_Directions_
Which lines of the entries below contain the string "label"? Copy each one.

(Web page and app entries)
┌──
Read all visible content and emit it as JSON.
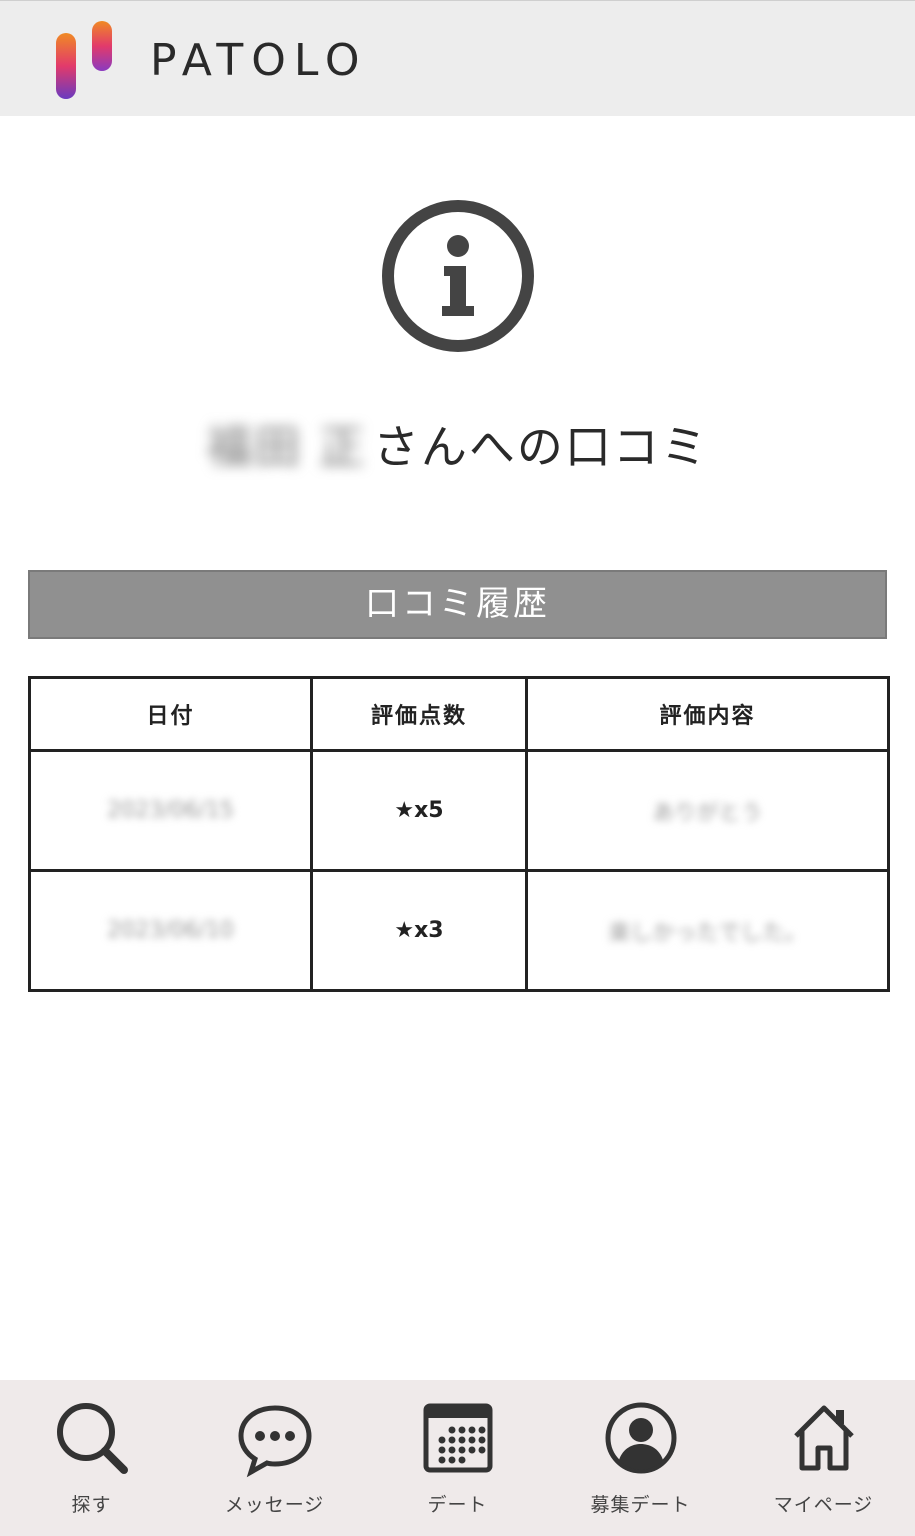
{
  "header": {
    "logo_text": "PATOLO"
  },
  "page": {
    "title_name": "福田 正",
    "title_suffix": "さんへの口コミ"
  },
  "section": {
    "label": "口コミ履歴"
  },
  "table": {
    "headers": [
      "日付",
      "評価点数",
      "評価内容"
    ],
    "rows": [
      {
        "date": "2023/06/15",
        "rating": "★x5",
        "content": "ありがとう"
      },
      {
        "date": "2023/06/10",
        "rating": "★x3",
        "content": "楽しかったでした。"
      }
    ]
  },
  "nav": {
    "items": [
      {
        "label": "探す",
        "icon": "search-icon"
      },
      {
        "label": "メッセージ",
        "icon": "chat-bubble-icon"
      },
      {
        "label": "デート",
        "icon": "calendar-icon"
      },
      {
        "label": "募集デート",
        "icon": "user-circle-icon"
      },
      {
        "label": "マイページ",
        "icon": "home-icon"
      }
    ]
  },
  "colors": {
    "header_bg": "#ededed",
    "section_bar": "#909090",
    "nav_bg": "#efeaea",
    "logo_gradient": [
      "#f08a24",
      "#e23a6b",
      "#6a3ac0"
    ]
  }
}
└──
_Your solution_
    "label": "口コミ履歴"
        "label": "探す",
        "label": "メッセージ",
        "label": "デート",
        "label": "募集デート",
        "label": "マイページ",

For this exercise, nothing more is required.